During any given week, I get messages from people all over the world, some of whom are my friends, some of whom are strangers, all of whom have something valuable to offer me as raw material for Harris, the writer.

This week, in the response section that accompanies this page, is a message from Russ H. of Marble Falls, Texas, that takes up a thread from last week's commentary on Jack Kerouac and that author's love for and use of jazz in his writing.

Mr. H. writes, "Having thrown that hippie gauntlet down, are you ready for a challenge? I nominate Eudora Welty's 'Powerhouse' as the greatest jazz story of all time. Check it out. Top it, if you can."
Well. As the ancient Romans said, "De gustibus non est disputandum," which, literally means "Concerning taste there can be no argument," but which could be construed as "Blow it out your nose," or some other orifice, if the ancients had had such a phrase. And, no doubt, they did. But I've known Mr. H. for nearly 40 years. He's never steered me wrong.

And I didn't know the Welty story. So I headed for the local library, found it, read it, and was transfixed by its elegance and the theme of redemption that runs through it. The protagonist is a jazz keyboard man on tour who gets a cryptic telegram about his wife's death. And it is never clear whether or not she actually is dead. But Mr. H, is correct -- it is a story that deserves a Top 5 rating in the genre of jazz prose works.

My own nomination for a Top 5 spot goes to James Baldwin for "Sonny's Blues," a story that also carries redemption via music as its theme.

What we have here, I mused, is an explanation of why jazz touches some deep pedal tone in our souls and brings us hope and pleasure at the same time.

I am always harping about the blues, and about how the best of jazz is blues-based, because the soul and spirit of the blues is about suffering and redemption. And redemption may take on the likeness of resignation to a lousy life, but that resignation is a redemption unto itself. Similarly, the spark of hope resides therein. And, when one adds the glory of melody and harmony, who could ask for more?
"Powerhouse" and "Sonny's Blues" show us the power of music to heal the spirit. And they reveal music -- specifically, jazz -- as a substitute for going to church.

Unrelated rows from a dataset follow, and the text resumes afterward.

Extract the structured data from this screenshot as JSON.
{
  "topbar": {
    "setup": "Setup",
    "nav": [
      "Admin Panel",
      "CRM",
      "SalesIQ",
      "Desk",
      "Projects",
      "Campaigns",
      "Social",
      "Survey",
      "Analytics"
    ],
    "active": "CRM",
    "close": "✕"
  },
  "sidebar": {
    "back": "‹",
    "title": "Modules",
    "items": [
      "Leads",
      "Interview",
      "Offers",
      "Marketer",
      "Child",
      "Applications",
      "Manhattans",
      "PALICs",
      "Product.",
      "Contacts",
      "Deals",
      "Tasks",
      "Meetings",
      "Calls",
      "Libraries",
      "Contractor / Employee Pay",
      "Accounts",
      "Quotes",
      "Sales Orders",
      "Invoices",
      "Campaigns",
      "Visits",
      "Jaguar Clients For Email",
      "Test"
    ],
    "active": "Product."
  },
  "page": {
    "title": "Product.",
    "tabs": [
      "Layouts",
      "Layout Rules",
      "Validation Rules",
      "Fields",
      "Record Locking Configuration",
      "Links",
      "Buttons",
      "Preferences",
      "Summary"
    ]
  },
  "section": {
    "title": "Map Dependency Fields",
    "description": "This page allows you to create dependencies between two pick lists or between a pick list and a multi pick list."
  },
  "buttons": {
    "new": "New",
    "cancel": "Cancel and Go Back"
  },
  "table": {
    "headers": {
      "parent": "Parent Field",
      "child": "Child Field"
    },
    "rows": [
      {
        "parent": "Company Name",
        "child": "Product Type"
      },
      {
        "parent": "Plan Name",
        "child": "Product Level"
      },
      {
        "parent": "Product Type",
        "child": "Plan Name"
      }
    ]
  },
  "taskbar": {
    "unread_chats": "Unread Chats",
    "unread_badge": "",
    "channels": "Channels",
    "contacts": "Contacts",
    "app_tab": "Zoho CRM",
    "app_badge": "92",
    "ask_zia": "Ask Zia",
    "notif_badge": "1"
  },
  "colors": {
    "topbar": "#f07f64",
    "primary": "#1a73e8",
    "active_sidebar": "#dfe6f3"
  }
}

So now I have a new hobby, i.e., finding works of fiction that support this theme. Do you know of any? If so, respond to SkyJazz and I'll keep a tally.

And, Mr. H., thanks.